#### Records:
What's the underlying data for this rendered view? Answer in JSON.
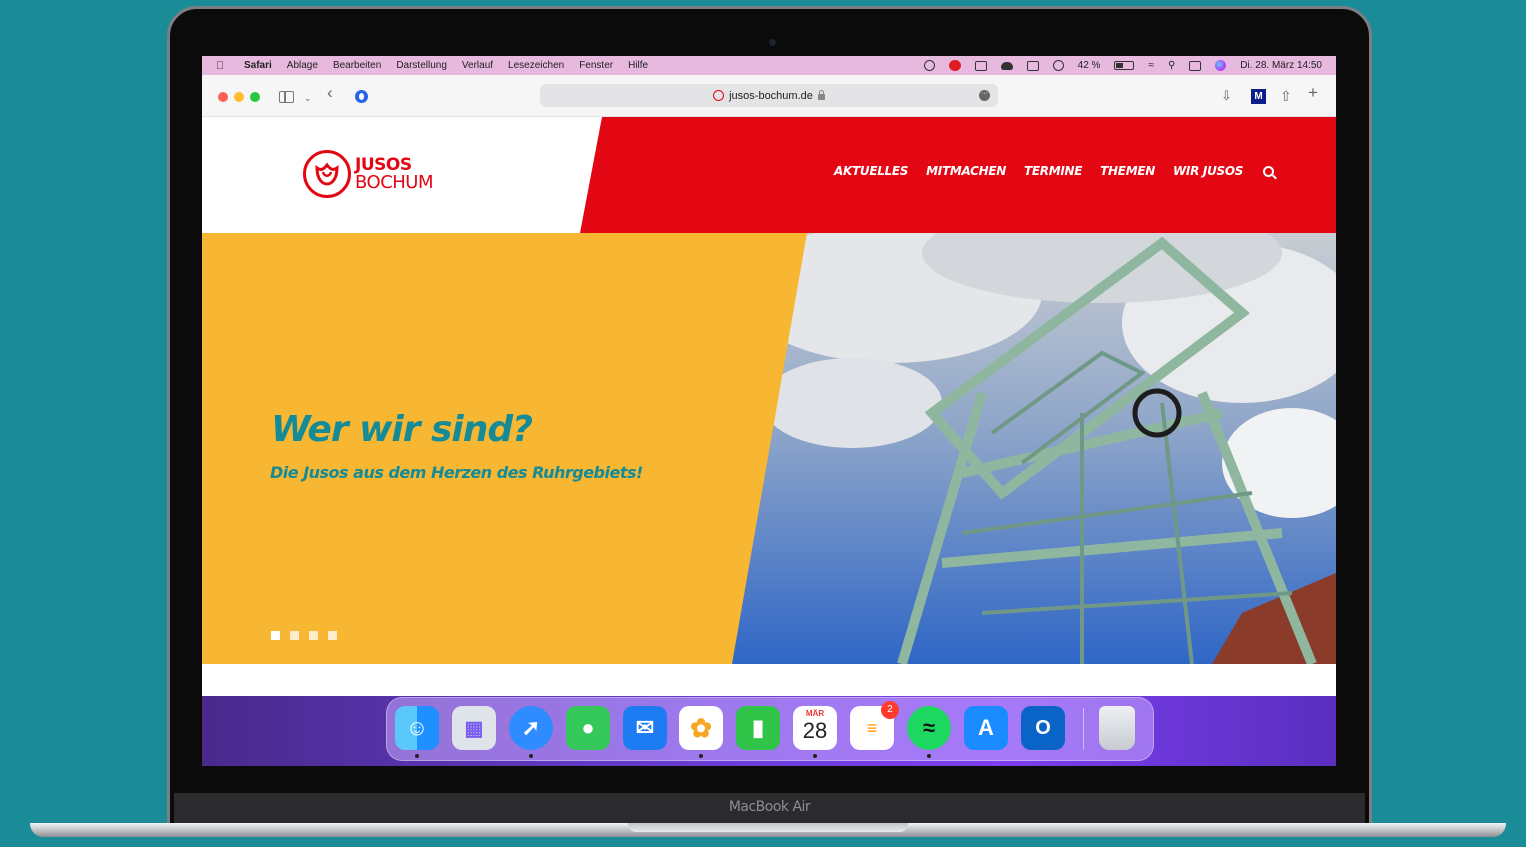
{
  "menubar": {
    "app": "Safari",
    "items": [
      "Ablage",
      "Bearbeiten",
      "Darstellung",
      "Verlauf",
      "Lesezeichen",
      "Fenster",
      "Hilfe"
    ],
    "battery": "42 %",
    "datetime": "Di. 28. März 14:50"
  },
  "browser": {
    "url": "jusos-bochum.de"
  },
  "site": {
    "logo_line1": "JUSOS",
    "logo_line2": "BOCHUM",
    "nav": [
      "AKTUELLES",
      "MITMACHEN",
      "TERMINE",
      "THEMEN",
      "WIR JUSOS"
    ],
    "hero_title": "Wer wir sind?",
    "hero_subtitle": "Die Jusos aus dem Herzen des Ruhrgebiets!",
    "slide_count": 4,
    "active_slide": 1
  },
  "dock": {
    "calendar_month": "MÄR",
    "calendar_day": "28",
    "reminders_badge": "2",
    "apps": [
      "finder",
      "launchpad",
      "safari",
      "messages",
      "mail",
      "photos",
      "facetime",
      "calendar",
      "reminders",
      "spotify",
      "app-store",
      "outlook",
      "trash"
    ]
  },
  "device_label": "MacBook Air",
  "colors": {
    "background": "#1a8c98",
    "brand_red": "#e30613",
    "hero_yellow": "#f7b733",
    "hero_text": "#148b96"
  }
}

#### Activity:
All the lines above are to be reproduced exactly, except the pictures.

#### Task response:
What's the underlying data for this rendered view? Answer in JSON.
{
  "menubar": {
    "app": "Safari",
    "items": [
      "Ablage",
      "Bearbeiten",
      "Darstellung",
      "Verlauf",
      "Lesezeichen",
      "Fenster",
      "Hilfe"
    ],
    "battery": "42 %",
    "datetime": "Di. 28. März 14:50"
  },
  "browser": {
    "url": "jusos-bochum.de"
  },
  "site": {
    "logo_line1": "JUSOS",
    "logo_line2": "BOCHUM",
    "nav": [
      "AKTUELLES",
      "MITMACHEN",
      "TERMINE",
      "THEMEN",
      "WIR JUSOS"
    ],
    "hero_title": "Wer wir sind?",
    "hero_subtitle": "Die Jusos aus dem Herzen des Ruhrgebiets!",
    "slide_count": 4,
    "active_slide": 1
  },
  "dock": {
    "calendar_month": "MÄR",
    "calendar_day": "28",
    "reminders_badge": "2",
    "apps": [
      "finder",
      "launchpad",
      "safari",
      "messages",
      "mail",
      "photos",
      "facetime",
      "calendar",
      "reminders",
      "spotify",
      "app-store",
      "outlook",
      "trash"
    ]
  },
  "device_label": "MacBook Air",
  "colors": {
    "background": "#1a8c98",
    "brand_red": "#e30613",
    "hero_yellow": "#f7b733",
    "hero_text": "#148b96"
  }
}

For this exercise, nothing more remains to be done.